One of the reasons Nate Ruby wanted to partner with From The Earth was how the company’s California stores work well with medical patients.
“They know how to market and bridge the gap between medical and recreational,” Ruby says.
Territory co-founder James Christensen says the Arizona-based company’s active-lifestyle branding is perfectly at home at the company’s new Lake of the Ozarks location in Missouri. The company is refurbishing an old restaurant to match its aesthetic and repurposed the building’s bar to become the dispensary’s waiting room.
“I think cultivators are going to rake it in for the first few years in Missouri,” he adds. “I think we will continue see higher-than-national-average wholesale market prices in Missouri for at least the next couple years.”
While many states launch medical marijuana programs with exorbitant licensing fees, limited products and overly stringent qualifying conditions, Missouri has taken a more progressive approach, making patient access a focal point of the program.

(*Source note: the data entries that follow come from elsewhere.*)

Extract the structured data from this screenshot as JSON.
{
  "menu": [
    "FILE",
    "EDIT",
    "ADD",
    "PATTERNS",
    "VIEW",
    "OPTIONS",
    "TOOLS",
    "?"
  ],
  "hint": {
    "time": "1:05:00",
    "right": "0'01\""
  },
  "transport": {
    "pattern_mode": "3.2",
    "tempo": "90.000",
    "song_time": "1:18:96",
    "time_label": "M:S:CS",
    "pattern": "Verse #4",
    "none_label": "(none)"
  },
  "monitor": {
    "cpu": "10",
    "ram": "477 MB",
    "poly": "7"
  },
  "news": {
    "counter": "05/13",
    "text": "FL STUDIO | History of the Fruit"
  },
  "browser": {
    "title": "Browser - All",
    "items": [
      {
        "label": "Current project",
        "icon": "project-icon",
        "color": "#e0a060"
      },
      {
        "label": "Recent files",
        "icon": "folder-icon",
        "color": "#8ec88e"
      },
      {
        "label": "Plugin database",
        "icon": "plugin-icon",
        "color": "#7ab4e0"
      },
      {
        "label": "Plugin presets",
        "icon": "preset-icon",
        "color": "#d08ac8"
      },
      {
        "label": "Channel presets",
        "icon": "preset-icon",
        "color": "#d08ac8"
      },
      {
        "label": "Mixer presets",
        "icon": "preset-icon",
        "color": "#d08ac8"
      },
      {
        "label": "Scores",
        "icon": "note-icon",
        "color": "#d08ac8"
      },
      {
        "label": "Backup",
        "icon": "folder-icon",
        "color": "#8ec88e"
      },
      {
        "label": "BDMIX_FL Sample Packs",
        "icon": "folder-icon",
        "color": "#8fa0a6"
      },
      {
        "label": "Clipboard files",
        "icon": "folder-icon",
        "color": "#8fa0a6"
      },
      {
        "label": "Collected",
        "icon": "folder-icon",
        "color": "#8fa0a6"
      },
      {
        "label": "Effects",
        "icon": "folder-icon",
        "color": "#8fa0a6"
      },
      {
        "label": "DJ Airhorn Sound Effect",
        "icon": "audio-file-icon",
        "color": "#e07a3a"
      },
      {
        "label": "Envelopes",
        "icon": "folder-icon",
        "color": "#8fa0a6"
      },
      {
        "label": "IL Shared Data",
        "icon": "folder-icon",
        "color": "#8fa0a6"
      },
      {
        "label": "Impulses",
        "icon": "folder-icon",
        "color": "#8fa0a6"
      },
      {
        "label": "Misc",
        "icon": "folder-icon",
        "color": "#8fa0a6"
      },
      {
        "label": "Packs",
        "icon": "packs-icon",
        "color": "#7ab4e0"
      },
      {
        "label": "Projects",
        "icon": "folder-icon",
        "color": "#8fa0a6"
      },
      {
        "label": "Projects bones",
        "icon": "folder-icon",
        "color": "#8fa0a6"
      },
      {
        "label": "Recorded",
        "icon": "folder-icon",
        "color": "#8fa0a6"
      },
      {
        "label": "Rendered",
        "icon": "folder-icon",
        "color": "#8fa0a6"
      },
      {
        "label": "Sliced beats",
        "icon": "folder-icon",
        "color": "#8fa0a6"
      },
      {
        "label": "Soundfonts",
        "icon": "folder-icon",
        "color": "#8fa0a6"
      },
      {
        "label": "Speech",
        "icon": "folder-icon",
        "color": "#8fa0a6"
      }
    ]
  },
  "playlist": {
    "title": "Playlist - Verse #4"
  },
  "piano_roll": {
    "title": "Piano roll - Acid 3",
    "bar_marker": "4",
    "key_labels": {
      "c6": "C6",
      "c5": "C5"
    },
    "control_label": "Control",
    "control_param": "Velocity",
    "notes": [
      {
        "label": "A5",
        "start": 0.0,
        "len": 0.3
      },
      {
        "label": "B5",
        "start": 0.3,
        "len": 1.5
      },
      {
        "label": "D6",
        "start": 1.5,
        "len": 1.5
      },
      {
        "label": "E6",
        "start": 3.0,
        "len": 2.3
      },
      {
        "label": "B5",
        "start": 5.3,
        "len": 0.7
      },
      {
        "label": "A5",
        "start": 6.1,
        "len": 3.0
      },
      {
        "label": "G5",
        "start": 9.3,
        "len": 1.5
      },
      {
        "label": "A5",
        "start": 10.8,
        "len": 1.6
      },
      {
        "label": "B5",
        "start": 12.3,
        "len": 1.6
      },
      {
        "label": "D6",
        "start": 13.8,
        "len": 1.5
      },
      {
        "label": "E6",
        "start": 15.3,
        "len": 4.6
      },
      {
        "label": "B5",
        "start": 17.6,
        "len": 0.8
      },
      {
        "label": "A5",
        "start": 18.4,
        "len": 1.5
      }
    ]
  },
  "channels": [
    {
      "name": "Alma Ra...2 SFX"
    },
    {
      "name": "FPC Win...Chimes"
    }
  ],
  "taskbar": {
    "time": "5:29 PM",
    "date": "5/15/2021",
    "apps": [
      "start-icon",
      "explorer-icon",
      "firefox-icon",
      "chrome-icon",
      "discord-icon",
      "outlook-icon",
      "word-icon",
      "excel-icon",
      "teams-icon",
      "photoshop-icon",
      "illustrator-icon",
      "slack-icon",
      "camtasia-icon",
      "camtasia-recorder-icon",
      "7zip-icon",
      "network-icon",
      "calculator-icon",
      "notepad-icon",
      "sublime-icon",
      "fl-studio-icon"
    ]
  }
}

Since medical sales began, patients in Missouri have had access to the same types of cannabis products available in recreational states like California, Colorado and Washington, including tinctures, topicals, edibles, vape cartridges, concentrates, beverages and flower — if they can find it. The enrollment fee for a medical card is $25 through the state, and a wide array of qualifying conditions, ranging from psychiatric disorders to terminal illnesses, are accepted. Program participants are free to shop wherever they choose, or not at all since they can opt to grow up to six plants at separate stages of growth (flowering, veg, seedlings) at home for $125 annually.
“I love that we allow home-growing,” Ruby says. “A lot of other states cross it out. They don’t like it because the state wants the tax money and businesses want people to buy from them.”
Patients also pay 4% retail sales tax, one of the lowest sales taxes in the country for cannabis. All tax revenue goes to the Missouri Veterans Commission to fund services for those who have served in the military.
Christensen says expanding Territory from Arizona to Missouri was relatively straightforward in terms of design, but the most compelling part is working in a completely new market.
“It’s really interesting working in a new market for us because, well, it’s new, but also because it’s a market where the regulators are new and because of the perceptions that they have of cannabis,” Christensen says.
Baker says one stark difference between California and Missouri is that the cannabis community in Missouri is considerably more open to sharing information and helping one another out.
“It’s not as competitive,” Baker says. “If I get on the phone with another dispensary, I can ask them all kinds of operational questions and get answers quickly. There is a fervor to move this industry forward.”
As somebody in charge of hiring, Beebe says onboarding has been particularly interesting in Missouri. One applicant called to cancel her interview because she consulted her priest and decided it wasn’t the best fit for her.
“I completely respect that opinion, but that is what we are trying to overcome,” Beebe says. “In the Midwest people are a bit more conservative than the West Coast or on the East Coast.”
To help the community acclimate, Missouri Health & Wellness is launching “It’s my medicine,” a campaign using real-life stories from people who were helped by cannabis to establish a human and medical connection to the plant.
Overall, the majority of operators interviewed say their operations were welcomed wholly by their surrounding communities.
“I think everybody is very excited about it,” Baker says. “The operators are excited to get going and provide to patients. I think once we all start getting those sales, and seeing what the market can do, then it gets more competitive. It’s a really exciting time, and to be around other people who are so excited about it just pumps everybody up.”